The easiest way to boost your contributions to these accounts is to make them automatic. If you don’t see the money in the first place, you won’t miss it. That can make it a little easier to increase your monthly contributions and make the most of catch-up contributions. Additionally, if your employer offers a match to employee 401(k) accounts, be sure to max that out – otherwise you’re turning down free money.
If you’re getting a tax refund this year, consider putting that toward a retirement account to help easily boost your contributions.
Discuss How You Will Begin to Take Your Retirement Income
A key consideration as you prepare for retirement is knowing exactly how much you will need each month, how you will receive income and from which accounts the money will come. Keep in mind that you will still have to pay taxes on the income from many of these accounts and that Social Security income can be taxed as well, depending on how much overall retirement income you receive. If you’re married, how you file taxes also plays a role. Be sure to check with your tax professional on how to navigate this.
A retirement income strategy is critical. Work with your financial professional and a qualified tax advisor or attorney to help answer some key questions. Should you defer Social Security payments and start to draw down your IRAs right away? If you have an annuity, how will payouts impact your income and tax strategies? How much can you safely withdraw from your stock and bond portfolios without risking your long-term retirement plans?
Remember that if you’re turning 70½ this year, you are required by the government to take required minimum distributions (RMDs) from most qualified retirement accounts. This means you must start to draw down your traditional IRAs. These RMDs then become part of your taxable income. Other qualified retirement plans, including 401(k)s, also require RMDs. Be sure to check with your plan administrator and tax professional for help navigating RMDs.
Review Risk and Make Sure You Are Protected
As people get closer to retirement, they become more risk adverse in order to preserve their hard-earned funds as much as possible. Pulling back from exposure to the stock market and seeking out financial products that offer a level of protection from downside risk are two steps to consider.
Work with your financial professional to assess your current risk exposure and determine if it makes sense to increase investment diversification in your portfolio, particularly if you are approaching your target retirement age. Keep in mind diversification does not ensure a profit or protect against loss.

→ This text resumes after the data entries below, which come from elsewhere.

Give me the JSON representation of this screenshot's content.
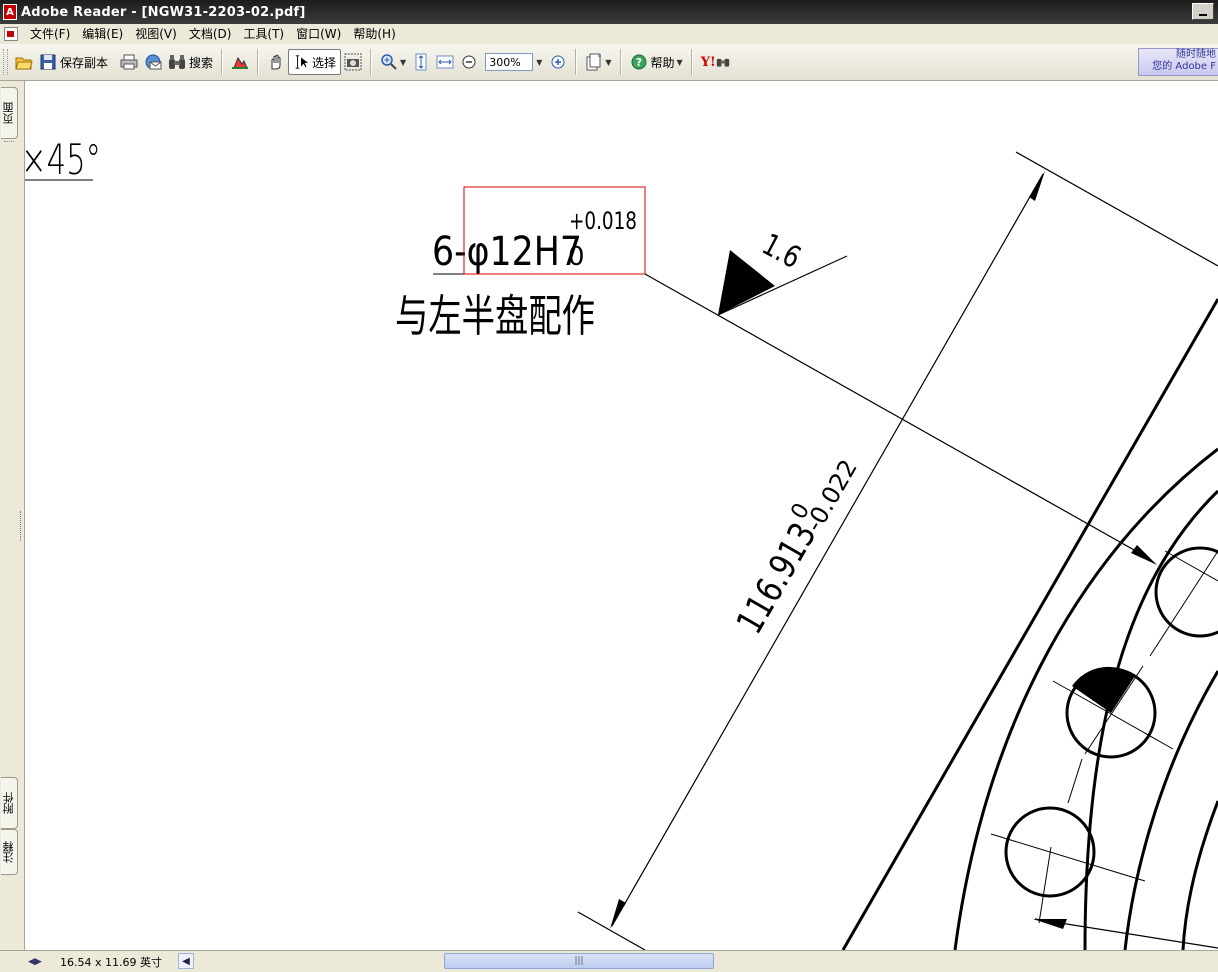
{
  "window": {
    "title": "Adobe Reader - [NGW31-2203-02.pdf]"
  },
  "menu": {
    "items": [
      "文件(F)",
      "编辑(E)",
      "视图(V)",
      "文档(D)",
      "工具(T)",
      "窗口(W)",
      "帮助(H)"
    ]
  },
  "toolbar": {
    "save_copy_label": "保存副本",
    "search_label": "搜索",
    "select_label": "选择",
    "zoom_value": "300%",
    "help_label": "帮助",
    "yahoo_label": "Y!",
    "ad_line1": "随时随地",
    "ad_line2": "您的 Adobe F"
  },
  "side_tabs": {
    "pages": "页面",
    "attachments": "附件",
    "comments": "注释"
  },
  "drawing": {
    "chamfer_label": "×45°",
    "hole_spec": "6-φ12H7",
    "tol_upper": "+0.018",
    "tol_lower": "0",
    "note": "与左半盘配作",
    "roughness": "1.6",
    "dimension_main": "116.913",
    "dim_tol_upper": "0",
    "dim_tol_lower": "-0.022"
  },
  "status": {
    "page_size": "16.54 x 11.69 英寸"
  }
}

Tax season offers a chance to confront your finances head-on whether you like it or not – but that doesn’t have to be a bad thing. Use this time when you are already neck-deep in financial matters to consider your retirement goals and ensure you’re taking the appropriate steps now to create a comfortable retirement in the future…….Read More>>